Nearly a decade elapsed between each of Richard Linklater’s three Before Sunrise films, and like that trilogy, his latest, Boyhood, follows a pattern of real time, grounding us in fixed points throughout its character’s lives. Boyhood was filmed over twelve years, which allows its actors to age onscreen. It has an authenticity that’s too rare in cinema—its pinches of dialogue sound like natural exchanges, rooting the audience into a narrative that mirrors the adolescent experience with a painstaking awareness. Linklater recently voiced his intent in The New Yorker: “I always had that personality—I think it’s a writer’s sensibility—where you’re there but not there … I had to make a peace with myself. It’s like, well, you’re not in the moment. But just by contemplating it, by searching for the depth of the moment, that is itself an experience.” —Yasmin Roshanian

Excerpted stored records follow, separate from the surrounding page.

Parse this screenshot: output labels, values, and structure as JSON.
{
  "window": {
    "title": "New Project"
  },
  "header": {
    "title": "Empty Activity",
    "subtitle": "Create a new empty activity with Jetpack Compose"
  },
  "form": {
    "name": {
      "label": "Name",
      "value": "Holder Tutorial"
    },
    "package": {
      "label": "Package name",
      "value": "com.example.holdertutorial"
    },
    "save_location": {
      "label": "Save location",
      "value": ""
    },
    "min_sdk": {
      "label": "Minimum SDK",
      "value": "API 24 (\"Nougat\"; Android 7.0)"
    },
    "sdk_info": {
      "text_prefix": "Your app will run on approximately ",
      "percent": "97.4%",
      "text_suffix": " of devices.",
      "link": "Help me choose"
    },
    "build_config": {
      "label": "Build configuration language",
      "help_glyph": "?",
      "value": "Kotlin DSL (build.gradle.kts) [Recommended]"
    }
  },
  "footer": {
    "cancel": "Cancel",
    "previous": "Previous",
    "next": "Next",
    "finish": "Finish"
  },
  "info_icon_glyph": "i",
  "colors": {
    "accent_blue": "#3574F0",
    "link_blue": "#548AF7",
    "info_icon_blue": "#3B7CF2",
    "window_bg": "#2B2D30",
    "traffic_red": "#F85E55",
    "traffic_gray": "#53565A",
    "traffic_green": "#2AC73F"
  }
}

February 6, 2013 | by Ben Parker
Shortly before Christmas, New York moviegoers could choose between seeing two Tom Cruise films that were screening simultaneously: Jerry Maguire at Lincoln Center (as part of a retrospective celebrating him), and Eyes Wide Shut at the Brooklyn Academy of Music (as part of a Christmas movie series). Sorry I could not watch both and be one viewer, I opted for Eyes Wide Shut. “You had me at hello” and “Show me the money!” would have to wait for another day. Surely I was taking the cultural high road, the Guermantes Way, if you will, one that would certainly never meet up with any quippy, Tom Petty–inflected sports romance.
Since the bemused response to the release of Eyes Wide Shut in 1999, the film’s admirers have been increasingly winning out over its critics. But both camps agree that the film is a closed universe, meticulously arranged down to the smallest detail, the ne plus ultra of auteurist micromanagement. Kubrick was a famous hermit who refused to leave England to film Eyes Wide Shut, although it is set in New York. Instead he constructed an enormous studio replica of Greenwich Village, and everything was shot in this controlled environment. Tom Cruise, as though under Kubrick-ordered house arrest, didn’t make another movie for the entire duration of the project (from 1997 to 1999). If you didn’t like the movie, you saw the final product as hermetically sealed and emotionally sterile, a bad imitation of New York and the way that real people talk and feel. But if you liked the movie, it was because each of its frames could be subjected to exhaustive analysis in a thousand term papers, like a game of hidden pictures, mined for occult symbolism, motifs of consumerism, and every possible allegorical reading. Kubrick’s obsessively detailed vision seemed particularly to license a shot-by-shot deconstruction. (I invite you to google: “Eyes Wide Shut illuminati” for a good time.) Read More »